Prologue: First Cause

Humbert breathed deep as he moved along the south hall and considered his next obstacle: the lock on the door of the duke's office. He'd practiced for many years on any number of different locks, and although he had a fine touch, there were certain styles that still gave him trouble.

As luck would have it, the duke employed a well renowned lock and one admittedly difficult for most thieves – but Humbert was not one of them. Wth a grin and deft hands, the thief slid the tension bar and rake into the keyhole, and shuffled the pins that held the lock secure. The lock gave with an audible click and Humbert cringed as he slipped through the open door.

Humbert stood silent as his eyes adjusted to the dark. He dared not spark a light. The duke was not to return for another day, which is why he could be no light in the office. At least there was little chance of being interrupted. It'd only take one guard paying attention...

Humbert's vision adjusted to the dark and he stepped behind the duke's desk. He worked on the drawer locks and pulled them open one at a time. In the first, he found a great deal of correspondence. He glanced at the names of the senders and wondered what sellable secrets the documents might hold. He thought the duke's enemies might pay a minor fortune to see them – he certainly had plenty of enemies! But the thief wasn't after intelligence. Still, he stuffed several envelopes in his shirt just in case... He preferred a quick score. Besides, the duke employed a good number spies and selling letters was a big risk. To Humbert, it sounded like a good way to get his throat slit and his body dumped in a shallow grave.

But if he couldn't find more immediate riches...

In the top right drawer, Humbert found what he was looking for: a heavy purse, thick with gold coin.
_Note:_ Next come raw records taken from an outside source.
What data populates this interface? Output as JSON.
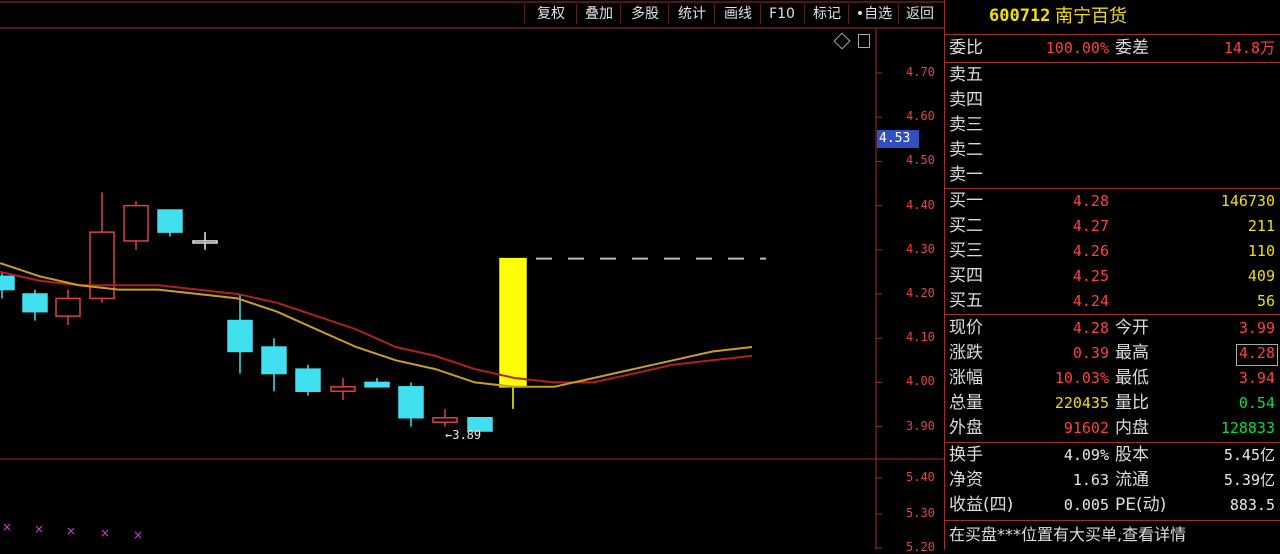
{
  "toolbar": {
    "buttons": [
      "复权",
      "叠加",
      "多股",
      "统计",
      "画线",
      "F10",
      "标记",
      "•自选",
      "返回"
    ]
  },
  "chart": {
    "price_axis": [
      "4.70",
      "4.60",
      "4.50",
      "4.40",
      "4.30",
      "4.20",
      "4.10",
      "4.00",
      "3.90"
    ],
    "lower_axis": [
      "5.40",
      "5.30",
      "5.20"
    ],
    "current_price_tag": "4.53",
    "low_marker_label": "3.89",
    "colors": {
      "up": "#e04040",
      "down": "#40e0f0",
      "limit_up": "#ffff00",
      "ma_short": "#c8a020",
      "ma_long": "#b02020",
      "axis": "#a52a2a"
    }
  },
  "chart_data": {
    "type": "candlestick",
    "ylim": [
      3.85,
      4.78
    ],
    "candles": [
      {
        "open": 4.24,
        "close": 4.21,
        "high": 4.25,
        "low": 4.19,
        "color": "down"
      },
      {
        "open": 4.2,
        "close": 4.16,
        "high": 4.21,
        "low": 4.14,
        "color": "down"
      },
      {
        "open": 4.15,
        "close": 4.19,
        "high": 4.21,
        "low": 4.13,
        "color": "up"
      },
      {
        "open": 4.19,
        "close": 4.34,
        "high": 4.43,
        "low": 4.18,
        "color": "up"
      },
      {
        "open": 4.32,
        "close": 4.4,
        "high": 4.41,
        "low": 4.3,
        "color": "up"
      },
      {
        "open": 4.39,
        "close": 4.34,
        "high": 4.39,
        "low": 4.33,
        "color": "down"
      },
      {
        "open": 4.32,
        "close": 4.32,
        "high": 4.34,
        "low": 4.3,
        "color": "doji"
      },
      {
        "open": 4.14,
        "close": 4.07,
        "high": 4.2,
        "low": 4.02,
        "color": "down"
      },
      {
        "open": 4.08,
        "close": 4.02,
        "high": 4.1,
        "low": 3.98,
        "color": "down"
      },
      {
        "open": 4.03,
        "close": 3.98,
        "high": 4.04,
        "low": 3.97,
        "color": "down"
      },
      {
        "open": 3.99,
        "close": 3.98,
        "high": 4.01,
        "low": 3.96,
        "color": "up"
      },
      {
        "open": 4.0,
        "close": 3.99,
        "high": 4.01,
        "low": 3.99,
        "color": "down"
      },
      {
        "open": 3.99,
        "close": 3.92,
        "high": 4.0,
        "low": 3.9,
        "color": "down"
      },
      {
        "open": 3.92,
        "close": 3.91,
        "high": 3.94,
        "low": 3.9,
        "color": "up"
      },
      {
        "open": 3.92,
        "close": 3.89,
        "high": 3.92,
        "low": 3.89,
        "color": "down"
      },
      {
        "open": 3.99,
        "close": 4.28,
        "high": 4.28,
        "low": 3.94,
        "color": "limit_up"
      }
    ],
    "ma_short": [
      4.27,
      4.24,
      4.22,
      4.21,
      4.21,
      4.2,
      4.19,
      4.16,
      4.12,
      4.08,
      4.05,
      4.03,
      4.0,
      3.99,
      3.99,
      4.01,
      4.03,
      4.05,
      4.07,
      4.08
    ],
    "ma_long": [
      4.25,
      4.23,
      4.22,
      4.22,
      4.22,
      4.21,
      4.2,
      4.18,
      4.15,
      4.12,
      4.08,
      4.06,
      4.03,
      4.01,
      4.0,
      4.0,
      4.02,
      4.04,
      4.05,
      4.06
    ]
  },
  "panel": {
    "header": {
      "code": "600712",
      "name": "南宁百货"
    },
    "weibi": {
      "label": "委比",
      "value": "100.00%",
      "diff_label": "委差",
      "diff_value": "14.8万"
    },
    "sell": [
      {
        "label": "卖五"
      },
      {
        "label": "卖四"
      },
      {
        "label": "卖三"
      },
      {
        "label": "卖二"
      },
      {
        "label": "卖一"
      }
    ],
    "buy": [
      {
        "label": "买一",
        "price": "4.28",
        "vol": "146730"
      },
      {
        "label": "买二",
        "price": "4.27",
        "vol": "211"
      },
      {
        "label": "买三",
        "price": "4.26",
        "vol": "110"
      },
      {
        "label": "买四",
        "price": "4.25",
        "vol": "409"
      },
      {
        "label": "买五",
        "price": "4.24",
        "vol": "56"
      }
    ],
    "quote": [
      {
        "l1": "现价",
        "v1": "4.28",
        "c1": "red",
        "l2": "今开",
        "v2": "3.99",
        "c2": "red"
      },
      {
        "l1": "涨跌",
        "v1": "0.39",
        "c1": "red",
        "l2": "最高",
        "v2": "4.28",
        "c2": "red"
      },
      {
        "l1": "涨幅",
        "v1": "10.03%",
        "c1": "red",
        "l2": "最低",
        "v2": "3.94",
        "c2": "red"
      },
      {
        "l1": "总量",
        "v1": "220435",
        "c1": "yellow",
        "l2": "量比",
        "v2": "0.54",
        "c2": "green"
      },
      {
        "l1": "外盘",
        "v1": "91602",
        "c1": "red",
        "l2": "内盘",
        "v2": "128833",
        "c2": "green"
      }
    ],
    "stats": [
      {
        "l1": "换手",
        "v1": "4.09%",
        "l2": "股本",
        "v2": "5.45亿"
      },
      {
        "l1": "净资",
        "v1": "1.63",
        "l2": "流通",
        "v2": "5.39亿"
      },
      {
        "l1": "收益(四)",
        "v1": "0.005",
        "l2": "PE(动)",
        "v2": "883.5"
      }
    ],
    "footer": "在买盘***位置有大买单,查看详情"
  }
}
He lifted the bag and thought there must be a couple hundred gold sols in it! It was more than enough to see him north in search of the ancient mystic Lasitus. Next to the coin was a musket of fine crafting with a pearl hilt. Humbert took the purse and the musket. He fiddled the lock on the last drawer and wondered if he wasn't being greedy. He already had enough – more than enough.

The lock clicked. The drawer slid open in a smooth, quiet motion. Among several pens and ink wells, Humbert found an elegant dagger with a jeweled hilt, and a second bag of coin: this one full of silver diems and lunes. With two fine weapons and two bags of coin, Humbert felt he had more than enough and ought not to press his luck searching for more. He gently pushed the drawers closed and prepared to leave.

As he passed by the corner of the desk, a fine wooden box caught his eye. He stopped. Immediately, Humbert thought it was a trap. For a long second, he stared at the detailed box. He was bold with victories already won. He ran a finger along the decorative carving. He could not resist.

Humbert held his breath as he lifted the lid. Inside the box was a fine chain of silver with a locket attached. The necklace had the weight of a few lunes. Thanks to fine crafting it'd be worth a good deal more. Without a second thought, Humbert slipped the necklace over his head and thought of the trinket as a lucky charm, and one last piece of plunder.

If Humbert only guessed at the reason the necklace had a special place on the duke's desk, if only he let the simple keepsake be, Duke Creigal berDuvante would have left the investigation of stolen coin and a few garish weapons to his lieutenants. He would not have troubled himself with its retrieval. But when he found the locket missing – Daphne's favorite – Creigal was consumed with a rage, and personally devoted himself to Humbert's capture.